- [Record set]:
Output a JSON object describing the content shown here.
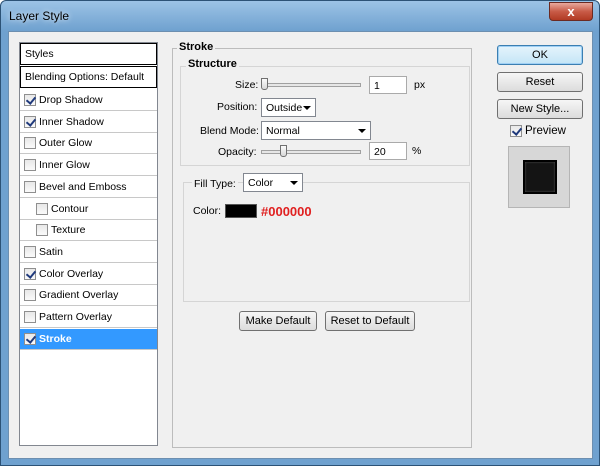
{
  "window": {
    "title": "Layer Style",
    "close_label": "x"
  },
  "styles_list": {
    "header": "Styles",
    "blending": "Blending Options: Default",
    "items": [
      {
        "label": "Drop Shadow",
        "checked": true,
        "indent": false
      },
      {
        "label": "Inner Shadow",
        "checked": true,
        "indent": false
      },
      {
        "label": "Outer Glow",
        "checked": false,
        "indent": false
      },
      {
        "label": "Inner Glow",
        "checked": false,
        "indent": false
      },
      {
        "label": "Bevel and Emboss",
        "checked": false,
        "indent": false
      },
      {
        "label": "Contour",
        "checked": false,
        "indent": true
      },
      {
        "label": "Texture",
        "checked": false,
        "indent": true
      },
      {
        "label": "Satin",
        "checked": false,
        "indent": false
      },
      {
        "label": "Color Overlay",
        "checked": true,
        "indent": false
      },
      {
        "label": "Gradient Overlay",
        "checked": false,
        "indent": false
      },
      {
        "label": "Pattern Overlay",
        "checked": false,
        "indent": false
      },
      {
        "label": "Stroke",
        "checked": true,
        "indent": false,
        "selected": true
      }
    ]
  },
  "stroke": {
    "title": "Stroke",
    "structure_title": "Structure",
    "size_label": "Size:",
    "size_value": "1",
    "size_unit": "px",
    "size_slider_fraction": 0.0,
    "position_label": "Position:",
    "position_value": "Outside",
    "blend_label": "Blend Mode:",
    "blend_value": "Normal",
    "opacity_label": "Opacity:",
    "opacity_value": "20",
    "opacity_unit": "%",
    "opacity_slider_fraction": 0.2,
    "fill_type_label": "Fill Type:",
    "fill_type_value": "Color",
    "color_label": "Color:",
    "color_value": "#000000",
    "make_default": "Make Default",
    "reset_default": "Reset to Default"
  },
  "buttons": {
    "ok": "OK",
    "reset": "Reset",
    "new_style": "New Style...",
    "preview_label": "Preview",
    "preview_checked": true
  },
  "colors": {
    "selection": "#3399ff",
    "hex_text": "#e02020",
    "swatch": "#000000"
  }
}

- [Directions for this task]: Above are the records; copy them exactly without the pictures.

- [The completed task]:
Output a JSON object describing the content shown here.
{
  "window": {
    "title": "Layer Style",
    "close_label": "x"
  },
  "styles_list": {
    "header": "Styles",
    "blending": "Blending Options: Default",
    "items": [
      {
        "label": "Drop Shadow",
        "checked": true,
        "indent": false
      },
      {
        "label": "Inner Shadow",
        "checked": true,
        "indent": false
      },
      {
        "label": "Outer Glow",
        "checked": false,
        "indent": false
      },
      {
        "label": "Inner Glow",
        "checked": false,
        "indent": false
      },
      {
        "label": "Bevel and Emboss",
        "checked": false,
        "indent": false
      },
      {
        "label": "Contour",
        "checked": false,
        "indent": true
      },
      {
        "label": "Texture",
        "checked": false,
        "indent": true
      },
      {
        "label": "Satin",
        "checked": false,
        "indent": false
      },
      {
        "label": "Color Overlay",
        "checked": true,
        "indent": false
      },
      {
        "label": "Gradient Overlay",
        "checked": false,
        "indent": false
      },
      {
        "label": "Pattern Overlay",
        "checked": false,
        "indent": false
      },
      {
        "label": "Stroke",
        "checked": true,
        "indent": false,
        "selected": true
      }
    ]
  },
  "stroke": {
    "title": "Stroke",
    "structure_title": "Structure",
    "size_label": "Size:",
    "size_value": "1",
    "size_unit": "px",
    "size_slider_fraction": 0.0,
    "position_label": "Position:",
    "position_value": "Outside",
    "blend_label": "Blend Mode:",
    "blend_value": "Normal",
    "opacity_label": "Opacity:",
    "opacity_value": "20",
    "opacity_unit": "%",
    "opacity_slider_fraction": 0.2,
    "fill_type_label": "Fill Type:",
    "fill_type_value": "Color",
    "color_label": "Color:",
    "color_value": "#000000",
    "make_default": "Make Default",
    "reset_default": "Reset to Default"
  },
  "buttons": {
    "ok": "OK",
    "reset": "Reset",
    "new_style": "New Style...",
    "preview_label": "Preview",
    "preview_checked": true
  },
  "colors": {
    "selection": "#3399ff",
    "hex_text": "#e02020",
    "swatch": "#000000"
  }
}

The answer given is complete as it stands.